**** EXERCISE MATERIALS

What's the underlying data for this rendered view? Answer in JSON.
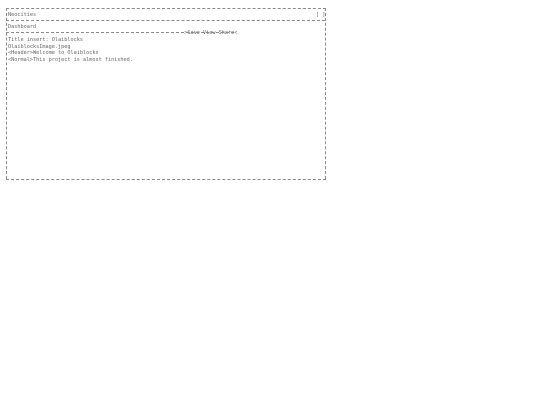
{
  "window": {
    "title": "Neocities",
    "close_label": "[ ]"
  },
  "toolbar": {
    "left_label": "Dashboard",
    "save_label": "Save",
    "view_label": "View",
    "share_label": "Share"
  },
  "editor": {
    "lines": [
      "Title insert: Olaiblocks",
      "OlaiblocksImage.jpeg",
      "<Header>Welcome to Olaiblocks",
      "<Normal>This project is almost finished."
    ]
  }
}
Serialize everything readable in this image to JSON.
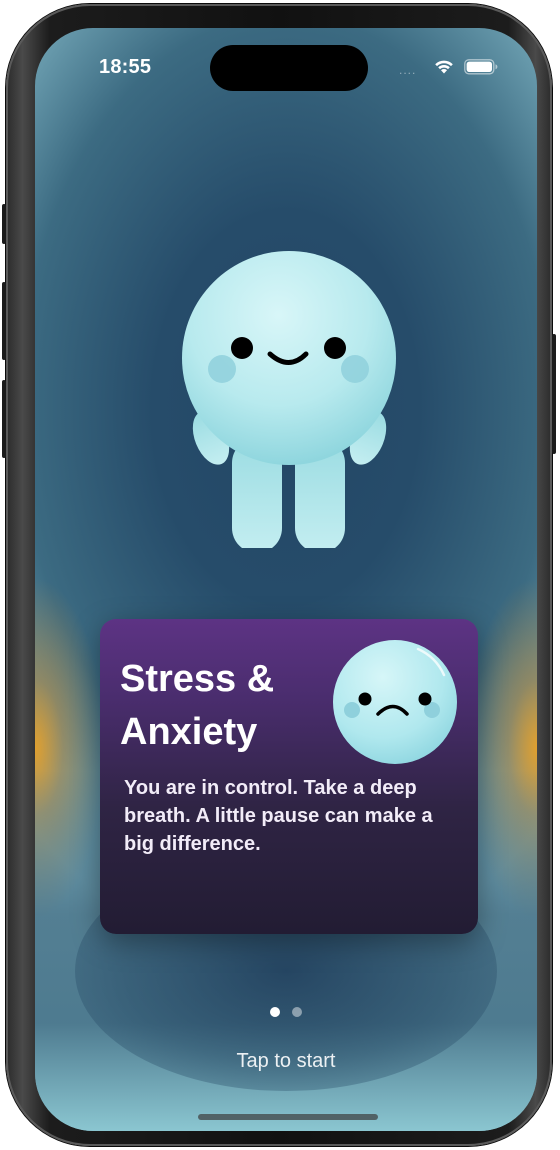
{
  "status_bar": {
    "time": "18:55",
    "signal": "....",
    "wifi_icon": "wifi-icon",
    "battery_icon": "battery-icon"
  },
  "mascot": {
    "icon": "smiling-blob-mascot"
  },
  "card": {
    "title": "Stress &\nAnxiety",
    "body": "You are in control. Take a deep breath. A little pause can make a big difference.",
    "icon": "worried-face-icon"
  },
  "pager": {
    "count": 2,
    "active_index": 0
  },
  "footer": {
    "tap_label": "Tap to start"
  },
  "colors": {
    "background": "#264c6a",
    "card_top": "#5d3384",
    "card_bottom": "#221c33",
    "mascot": "#b8ecf0",
    "side_glow": "#e6a028"
  }
}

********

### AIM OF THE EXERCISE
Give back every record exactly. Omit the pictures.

### EXERCISE ANSWER
What's the underlying data for this rendered view? Answer in JSON.
{
  "window": {
    "title": "Neocities",
    "close_label": "[ ]"
  },
  "toolbar": {
    "left_label": "Dashboard",
    "save_label": "Save",
    "view_label": "View",
    "share_label": "Share"
  },
  "editor": {
    "lines": [
      "Title insert: Olaiblocks",
      "OlaiblocksImage.jpeg",
      "<Header>Welcome to Olaiblocks",
      "<Normal>This project is almost finished."
    ]
  }
}
Serialize everything readable in this image to JSON.
{
  "status_bar": {
    "time": "18:55",
    "signal": "....",
    "wifi_icon": "wifi-icon",
    "battery_icon": "battery-icon"
  },
  "mascot": {
    "icon": "smiling-blob-mascot"
  },
  "card": {
    "title": "Stress &\nAnxiety",
    "body": "You are in control. Take a deep breath. A little pause can make a big difference.",
    "icon": "worried-face-icon"
  },
  "pager": {
    "count": 2,
    "active_index": 0
  },
  "footer": {
    "tap_label": "Tap to start"
  },
  "colors": {
    "background": "#264c6a",
    "card_top": "#5d3384",
    "card_bottom": "#221c33",
    "mascot": "#b8ecf0",
    "side_glow": "#e6a028"
  }
}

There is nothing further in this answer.